- **EXERCISE**
Restate the data below word for word, and let no image into your version.

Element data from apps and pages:
====
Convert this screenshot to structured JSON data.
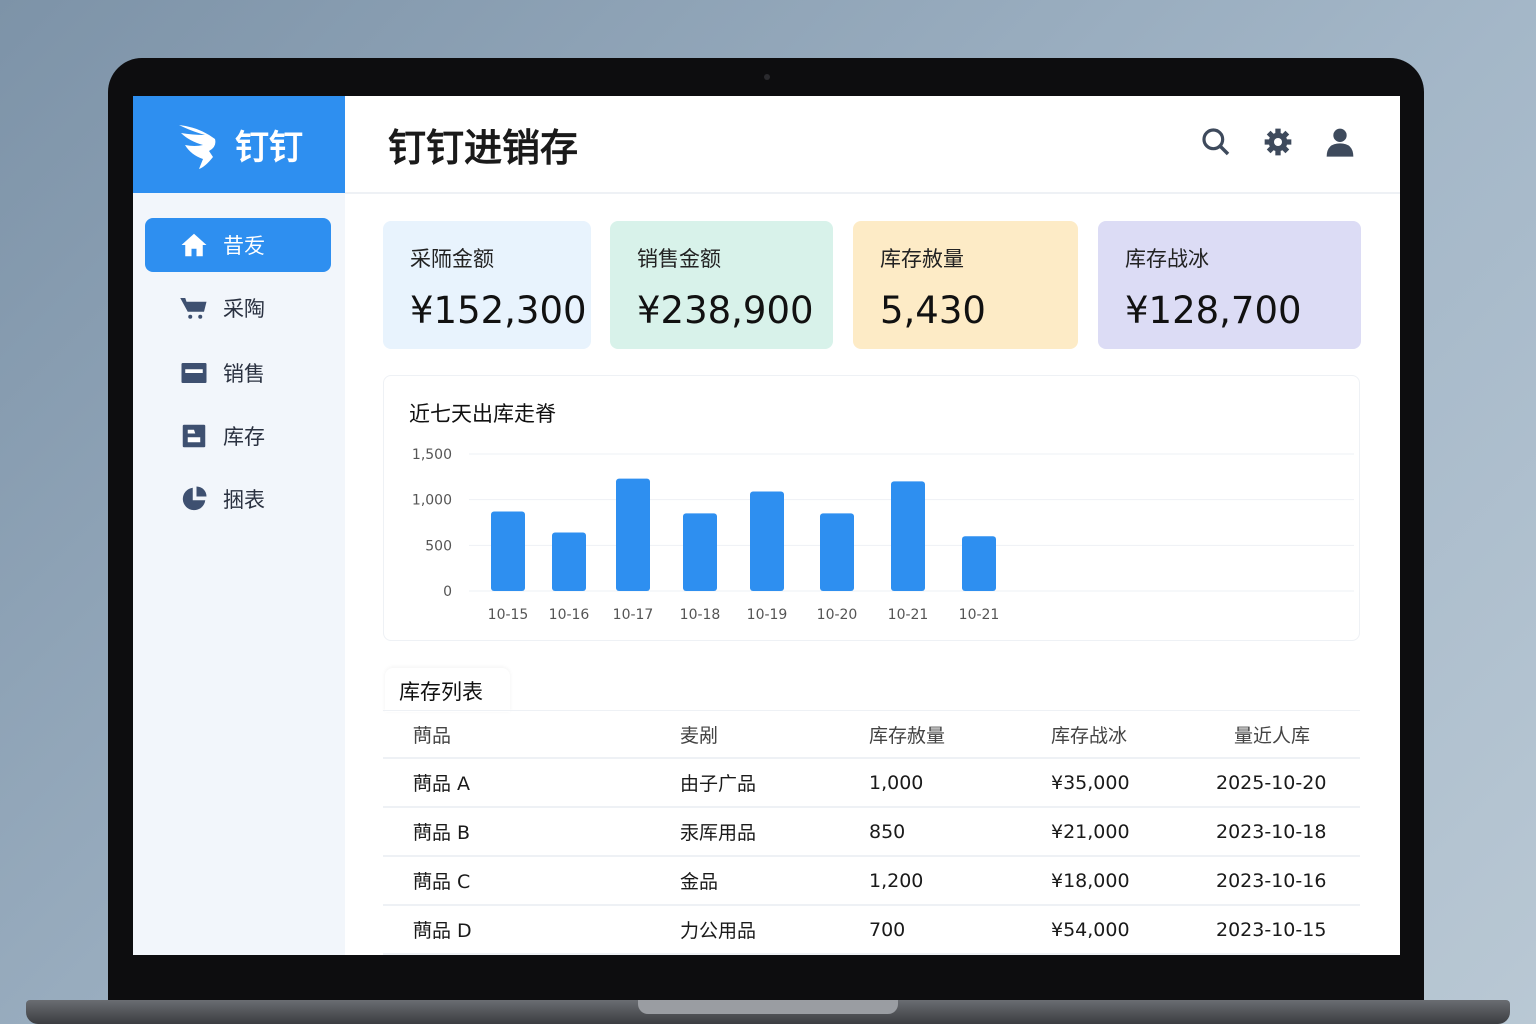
{
  "app": {
    "logo_text": "钉钉",
    "title": "钉钉进销存"
  },
  "sidebar": {
    "items": [
      {
        "label": "昔叐",
        "icon": "home-icon"
      },
      {
        "label": "采陶",
        "icon": "cart-icon"
      },
      {
        "label": "销售",
        "icon": "calendar-icon"
      },
      {
        "label": "库存",
        "icon": "box-icon"
      },
      {
        "label": "捆表",
        "icon": "pie-chart-icon"
      }
    ]
  },
  "header": {
    "icons": [
      "search-icon",
      "gear-icon",
      "user-icon"
    ]
  },
  "cards": [
    {
      "label": "采陑金额",
      "value": "¥152,300",
      "color": "#e8f3fd"
    },
    {
      "label": "销售金额",
      "value": "¥238,900",
      "color": "#d8f2ea"
    },
    {
      "label": "库存赦量",
      "value": "5,430",
      "color": "#fdebc6"
    },
    {
      "label": "库存战冰",
      "value": "¥128,700",
      "color": "#dcdcf5"
    }
  ],
  "chart_data": {
    "type": "bar",
    "title": "近七天出库走脊",
    "categories": [
      "10-15",
      "10-16",
      "10-17",
      "10-18",
      "10-19",
      "10-20",
      "10-21",
      "10-21"
    ],
    "values": [
      870,
      640,
      1230,
      850,
      1090,
      850,
      1200,
      600
    ],
    "yticks": [
      "0",
      "500",
      "1,000",
      "1,500"
    ],
    "ylim": [
      0,
      1500
    ],
    "color": "#2e8ff0",
    "grid": true
  },
  "table": {
    "title": "库存列表",
    "headers": [
      "蔄品",
      "麦剐",
      "库存赦量",
      "库存战冰",
      "量近人库"
    ],
    "rows": [
      [
        "蔄品 A",
        "由子广品",
        "1,000",
        "¥35,000",
        "2025-10-20"
      ],
      [
        "蔄品 B",
        "汞厍用品",
        "850",
        "¥21,000",
        "2023-10-18"
      ],
      [
        "蔄品 C",
        "金品",
        "1,200",
        "¥18,000",
        "2023-10-16"
      ],
      [
        "蔄品 D",
        "力公用品",
        "700",
        "¥54,000",
        "2023-10-15"
      ]
    ]
  }
}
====
- **TASK RESULT**
Convert this screenshot to structured JSON data.
{
  "app": {
    "logo_text": "钉钉",
    "title": "钉钉进销存"
  },
  "sidebar": {
    "items": [
      {
        "label": "昔叐",
        "icon": "home-icon"
      },
      {
        "label": "采陶",
        "icon": "cart-icon"
      },
      {
        "label": "销售",
        "icon": "calendar-icon"
      },
      {
        "label": "库存",
        "icon": "box-icon"
      },
      {
        "label": "捆表",
        "icon": "pie-chart-icon"
      }
    ]
  },
  "header": {
    "icons": [
      "search-icon",
      "gear-icon",
      "user-icon"
    ]
  },
  "cards": [
    {
      "label": "采陑金额",
      "value": "¥152,300",
      "color": "#e8f3fd"
    },
    {
      "label": "销售金额",
      "value": "¥238,900",
      "color": "#d8f2ea"
    },
    {
      "label": "库存赦量",
      "value": "5,430",
      "color": "#fdebc6"
    },
    {
      "label": "库存战冰",
      "value": "¥128,700",
      "color": "#dcdcf5"
    }
  ],
  "chart_data": {
    "type": "bar",
    "title": "近七天出库走脊",
    "categories": [
      "10-15",
      "10-16",
      "10-17",
      "10-18",
      "10-19",
      "10-20",
      "10-21",
      "10-21"
    ],
    "values": [
      870,
      640,
      1230,
      850,
      1090,
      850,
      1200,
      600
    ],
    "yticks": [
      "0",
      "500",
      "1,000",
      "1,500"
    ],
    "ylim": [
      0,
      1500
    ],
    "color": "#2e8ff0",
    "grid": true
  },
  "table": {
    "title": "库存列表",
    "headers": [
      "蔄品",
      "麦剐",
      "库存赦量",
      "库存战冰",
      "量近人库"
    ],
    "rows": [
      [
        "蔄品 A",
        "由子广品",
        "1,000",
        "¥35,000",
        "2025-10-20"
      ],
      [
        "蔄品 B",
        "汞厍用品",
        "850",
        "¥21,000",
        "2023-10-18"
      ],
      [
        "蔄品 C",
        "金品",
        "1,200",
        "¥18,000",
        "2023-10-16"
      ],
      [
        "蔄品 D",
        "力公用品",
        "700",
        "¥54,000",
        "2023-10-15"
      ]
    ]
  }
}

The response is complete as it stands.